Two men of the same age eat a diet low in fruits and vegetables and high in salt and saturated fat. One develops high-blood pressure, high cholesterol, and eventually heart disease, while the
other lives a long life without chronic disease. In another example, two post-menopausal women consume similar diets low in choline. One develops liver dysfunction due to a choline deficiency, but the other does not.
Why these individuals experience different health outcomes despite following similar diets and living comparable lifestyles is a question that has been on the minds of nutrition and healthcare experts for decades. While professionals have suspected that genetics (the study of heredity) plays a critical role in determining how a person responds to dietary intake, research in nutrigenetics has only recently demonstrated this to be true. The result is that people can now receive personalised nutritional recommendations based on their genetic makeup to help prevent chronic illnesses down the road, such as cardiovascular disease and diabetes (known as polygenic diseases).
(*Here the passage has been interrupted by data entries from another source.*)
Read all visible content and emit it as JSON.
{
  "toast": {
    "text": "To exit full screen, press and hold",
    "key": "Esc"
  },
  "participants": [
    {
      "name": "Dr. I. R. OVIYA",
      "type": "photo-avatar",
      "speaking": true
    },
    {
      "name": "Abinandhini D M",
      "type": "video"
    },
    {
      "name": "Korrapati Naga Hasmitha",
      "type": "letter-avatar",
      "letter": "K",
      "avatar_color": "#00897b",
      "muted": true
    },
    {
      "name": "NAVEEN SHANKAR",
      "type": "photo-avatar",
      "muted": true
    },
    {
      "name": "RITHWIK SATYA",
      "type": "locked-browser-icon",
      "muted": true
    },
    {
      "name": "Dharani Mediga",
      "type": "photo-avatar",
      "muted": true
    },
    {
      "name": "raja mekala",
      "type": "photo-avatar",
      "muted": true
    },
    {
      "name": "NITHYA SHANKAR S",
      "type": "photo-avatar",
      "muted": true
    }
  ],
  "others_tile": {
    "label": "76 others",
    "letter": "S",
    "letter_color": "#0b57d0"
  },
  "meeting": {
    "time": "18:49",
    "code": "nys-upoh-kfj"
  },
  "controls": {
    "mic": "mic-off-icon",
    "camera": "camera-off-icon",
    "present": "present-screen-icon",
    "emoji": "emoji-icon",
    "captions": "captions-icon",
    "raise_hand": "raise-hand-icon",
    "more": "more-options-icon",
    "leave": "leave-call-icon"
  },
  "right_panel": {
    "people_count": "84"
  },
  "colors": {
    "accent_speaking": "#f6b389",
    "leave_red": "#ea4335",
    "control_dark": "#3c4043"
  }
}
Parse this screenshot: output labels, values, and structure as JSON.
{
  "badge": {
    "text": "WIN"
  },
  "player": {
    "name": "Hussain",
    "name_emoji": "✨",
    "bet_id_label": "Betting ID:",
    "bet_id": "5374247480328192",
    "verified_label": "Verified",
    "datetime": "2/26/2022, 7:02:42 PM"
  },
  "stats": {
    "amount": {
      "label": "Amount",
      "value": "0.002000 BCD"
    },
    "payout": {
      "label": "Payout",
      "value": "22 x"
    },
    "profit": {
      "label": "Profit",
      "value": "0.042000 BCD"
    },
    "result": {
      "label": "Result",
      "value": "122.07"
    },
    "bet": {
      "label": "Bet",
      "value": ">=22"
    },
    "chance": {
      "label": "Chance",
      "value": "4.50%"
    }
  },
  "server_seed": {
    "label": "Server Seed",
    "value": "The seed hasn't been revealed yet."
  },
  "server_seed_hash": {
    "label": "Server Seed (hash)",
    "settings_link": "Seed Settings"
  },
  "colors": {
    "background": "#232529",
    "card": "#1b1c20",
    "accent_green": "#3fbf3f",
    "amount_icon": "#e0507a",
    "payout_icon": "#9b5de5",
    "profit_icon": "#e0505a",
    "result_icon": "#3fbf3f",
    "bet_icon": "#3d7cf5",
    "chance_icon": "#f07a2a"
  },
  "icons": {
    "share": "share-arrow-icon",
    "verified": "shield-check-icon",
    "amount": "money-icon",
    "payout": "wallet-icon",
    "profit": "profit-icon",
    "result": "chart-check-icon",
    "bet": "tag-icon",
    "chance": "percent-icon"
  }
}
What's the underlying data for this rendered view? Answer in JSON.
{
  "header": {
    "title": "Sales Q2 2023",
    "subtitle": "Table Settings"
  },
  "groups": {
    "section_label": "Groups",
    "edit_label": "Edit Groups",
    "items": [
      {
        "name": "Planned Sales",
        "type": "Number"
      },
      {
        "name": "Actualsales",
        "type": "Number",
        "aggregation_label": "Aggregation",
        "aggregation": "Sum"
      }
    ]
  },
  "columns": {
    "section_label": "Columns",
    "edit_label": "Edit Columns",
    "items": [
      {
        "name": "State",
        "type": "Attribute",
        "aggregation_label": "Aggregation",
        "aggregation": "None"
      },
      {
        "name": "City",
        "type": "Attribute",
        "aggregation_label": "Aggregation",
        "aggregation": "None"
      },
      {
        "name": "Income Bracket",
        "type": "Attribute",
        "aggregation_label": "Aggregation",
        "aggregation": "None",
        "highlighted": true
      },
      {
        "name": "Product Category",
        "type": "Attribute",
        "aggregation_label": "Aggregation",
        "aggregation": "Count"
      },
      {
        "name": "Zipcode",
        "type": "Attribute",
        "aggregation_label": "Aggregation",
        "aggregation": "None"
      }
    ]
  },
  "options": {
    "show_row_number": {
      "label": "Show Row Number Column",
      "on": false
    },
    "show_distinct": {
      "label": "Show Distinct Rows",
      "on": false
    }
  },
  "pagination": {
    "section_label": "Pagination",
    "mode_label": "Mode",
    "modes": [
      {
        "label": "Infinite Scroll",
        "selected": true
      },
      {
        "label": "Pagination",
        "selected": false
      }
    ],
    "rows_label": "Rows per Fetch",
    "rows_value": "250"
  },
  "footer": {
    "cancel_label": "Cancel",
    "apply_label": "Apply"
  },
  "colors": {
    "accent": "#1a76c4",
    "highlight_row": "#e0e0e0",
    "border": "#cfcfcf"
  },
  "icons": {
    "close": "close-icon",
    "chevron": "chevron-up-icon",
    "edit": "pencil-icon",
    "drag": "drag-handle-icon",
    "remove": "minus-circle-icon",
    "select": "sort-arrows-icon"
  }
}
To read the full article written by our Tsebo Registered Dietitian, Annelize Zeelie, please click here.